**WORK TO BE COMPLETED**: Look through the data that follows and copy each line with the string "shortcut".

=-=-=-=-=

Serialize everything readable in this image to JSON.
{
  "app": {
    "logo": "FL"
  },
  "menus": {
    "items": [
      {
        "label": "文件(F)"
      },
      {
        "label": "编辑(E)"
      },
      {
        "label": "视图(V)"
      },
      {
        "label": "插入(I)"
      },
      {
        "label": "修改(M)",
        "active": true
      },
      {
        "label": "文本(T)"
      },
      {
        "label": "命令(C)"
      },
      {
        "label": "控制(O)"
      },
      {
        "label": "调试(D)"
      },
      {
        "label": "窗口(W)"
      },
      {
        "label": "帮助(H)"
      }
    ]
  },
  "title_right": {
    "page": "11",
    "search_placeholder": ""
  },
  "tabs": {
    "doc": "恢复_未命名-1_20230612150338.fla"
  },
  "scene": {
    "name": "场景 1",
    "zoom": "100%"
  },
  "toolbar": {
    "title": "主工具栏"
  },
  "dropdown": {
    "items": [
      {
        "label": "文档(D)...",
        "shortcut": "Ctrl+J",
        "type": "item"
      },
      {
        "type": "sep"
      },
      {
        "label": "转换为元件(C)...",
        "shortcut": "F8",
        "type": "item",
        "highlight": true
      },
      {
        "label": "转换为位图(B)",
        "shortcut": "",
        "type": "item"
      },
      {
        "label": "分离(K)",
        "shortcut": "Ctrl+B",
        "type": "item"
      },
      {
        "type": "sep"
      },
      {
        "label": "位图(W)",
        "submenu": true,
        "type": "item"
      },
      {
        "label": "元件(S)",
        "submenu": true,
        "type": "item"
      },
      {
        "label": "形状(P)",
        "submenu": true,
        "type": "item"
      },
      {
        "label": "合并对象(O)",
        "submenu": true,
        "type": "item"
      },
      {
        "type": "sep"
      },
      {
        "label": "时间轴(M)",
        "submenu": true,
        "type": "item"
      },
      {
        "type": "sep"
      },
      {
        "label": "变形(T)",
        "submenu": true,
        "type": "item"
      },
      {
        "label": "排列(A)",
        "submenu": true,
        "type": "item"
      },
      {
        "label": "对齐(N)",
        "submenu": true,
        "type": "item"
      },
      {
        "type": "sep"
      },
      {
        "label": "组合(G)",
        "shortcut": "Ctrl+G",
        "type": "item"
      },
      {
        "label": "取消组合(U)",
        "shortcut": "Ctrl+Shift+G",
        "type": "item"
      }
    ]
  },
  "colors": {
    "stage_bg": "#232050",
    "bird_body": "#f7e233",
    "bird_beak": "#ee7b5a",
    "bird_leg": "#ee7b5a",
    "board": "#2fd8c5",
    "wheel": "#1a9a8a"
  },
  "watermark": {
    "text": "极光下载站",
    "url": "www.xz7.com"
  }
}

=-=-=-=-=

**TASK RESPONSE**:
        "shortcut": "Ctrl+J",
        "shortcut": "F8",
        "shortcut": "",
        "shortcut": "Ctrl+B",
        "shortcut": "Ctrl+G",
        "shortcut": "Ctrl+Shift+G",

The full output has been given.